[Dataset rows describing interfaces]
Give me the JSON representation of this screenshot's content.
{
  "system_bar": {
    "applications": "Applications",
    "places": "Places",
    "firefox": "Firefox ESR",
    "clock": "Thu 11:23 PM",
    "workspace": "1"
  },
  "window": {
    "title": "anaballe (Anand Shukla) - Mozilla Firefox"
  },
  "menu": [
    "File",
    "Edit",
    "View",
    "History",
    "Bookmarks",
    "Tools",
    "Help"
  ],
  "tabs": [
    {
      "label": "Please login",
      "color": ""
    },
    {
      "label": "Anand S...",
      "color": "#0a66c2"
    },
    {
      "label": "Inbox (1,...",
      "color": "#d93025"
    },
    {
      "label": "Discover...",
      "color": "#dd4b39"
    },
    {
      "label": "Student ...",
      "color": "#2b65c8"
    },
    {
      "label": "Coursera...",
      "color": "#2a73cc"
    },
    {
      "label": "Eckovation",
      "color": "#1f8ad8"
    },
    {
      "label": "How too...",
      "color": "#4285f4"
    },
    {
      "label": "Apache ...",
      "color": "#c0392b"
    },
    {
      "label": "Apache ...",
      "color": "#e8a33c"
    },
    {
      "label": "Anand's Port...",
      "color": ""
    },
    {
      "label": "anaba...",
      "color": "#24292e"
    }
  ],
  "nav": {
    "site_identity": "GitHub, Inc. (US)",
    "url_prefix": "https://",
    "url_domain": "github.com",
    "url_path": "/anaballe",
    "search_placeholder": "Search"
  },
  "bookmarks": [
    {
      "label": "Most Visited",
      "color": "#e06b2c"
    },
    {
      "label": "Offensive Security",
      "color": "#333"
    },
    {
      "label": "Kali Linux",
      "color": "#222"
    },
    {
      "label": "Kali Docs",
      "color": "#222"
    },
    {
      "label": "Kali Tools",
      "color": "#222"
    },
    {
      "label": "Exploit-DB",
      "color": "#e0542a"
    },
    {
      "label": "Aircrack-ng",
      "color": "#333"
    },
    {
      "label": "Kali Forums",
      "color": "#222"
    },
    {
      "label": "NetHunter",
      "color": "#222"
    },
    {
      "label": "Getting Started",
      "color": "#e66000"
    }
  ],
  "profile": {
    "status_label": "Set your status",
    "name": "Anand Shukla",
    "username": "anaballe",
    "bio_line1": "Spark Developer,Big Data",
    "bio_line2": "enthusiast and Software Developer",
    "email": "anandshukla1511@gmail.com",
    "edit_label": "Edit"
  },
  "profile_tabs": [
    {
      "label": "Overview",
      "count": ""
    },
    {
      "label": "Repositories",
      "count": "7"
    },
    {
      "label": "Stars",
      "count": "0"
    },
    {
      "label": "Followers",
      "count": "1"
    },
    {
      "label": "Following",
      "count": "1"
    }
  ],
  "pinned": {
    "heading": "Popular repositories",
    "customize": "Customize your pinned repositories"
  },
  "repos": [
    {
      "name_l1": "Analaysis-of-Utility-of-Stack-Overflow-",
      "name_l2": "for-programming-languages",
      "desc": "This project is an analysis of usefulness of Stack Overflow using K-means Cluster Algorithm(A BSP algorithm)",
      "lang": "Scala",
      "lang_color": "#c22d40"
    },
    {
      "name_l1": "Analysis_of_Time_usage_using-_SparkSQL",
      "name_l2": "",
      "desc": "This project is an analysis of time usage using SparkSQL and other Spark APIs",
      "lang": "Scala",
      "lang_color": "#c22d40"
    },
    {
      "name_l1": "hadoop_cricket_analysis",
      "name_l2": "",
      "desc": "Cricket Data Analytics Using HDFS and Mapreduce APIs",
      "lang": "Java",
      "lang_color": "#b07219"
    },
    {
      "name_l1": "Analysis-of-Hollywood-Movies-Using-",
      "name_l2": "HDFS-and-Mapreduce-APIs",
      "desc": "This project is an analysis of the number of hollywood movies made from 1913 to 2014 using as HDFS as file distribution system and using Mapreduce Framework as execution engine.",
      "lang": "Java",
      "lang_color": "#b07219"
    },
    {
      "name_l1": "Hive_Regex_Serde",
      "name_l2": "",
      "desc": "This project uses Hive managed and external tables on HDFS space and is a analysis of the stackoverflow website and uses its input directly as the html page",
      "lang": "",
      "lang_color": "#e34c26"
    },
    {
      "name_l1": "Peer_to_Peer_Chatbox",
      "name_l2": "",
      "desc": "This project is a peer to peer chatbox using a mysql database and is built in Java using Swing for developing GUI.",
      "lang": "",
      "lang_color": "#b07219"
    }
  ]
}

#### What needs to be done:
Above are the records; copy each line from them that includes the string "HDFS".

#### Output for this task:
      "desc": "Cricket Data Analytics Using HDFS and Mapreduce APIs",
      "name_l2": "HDFS-and-Mapreduce-APIs",
      "desc": "This project is an analysis of the number of hollywood movies made from 1913 to 2014 using as HDFS as file distribution system and using Mapreduce Framework as execution engine.",
      "desc": "This project uses Hive managed and external tables on HDFS space and is a analysis of the stackoverflow website and uses its input directly as the html page",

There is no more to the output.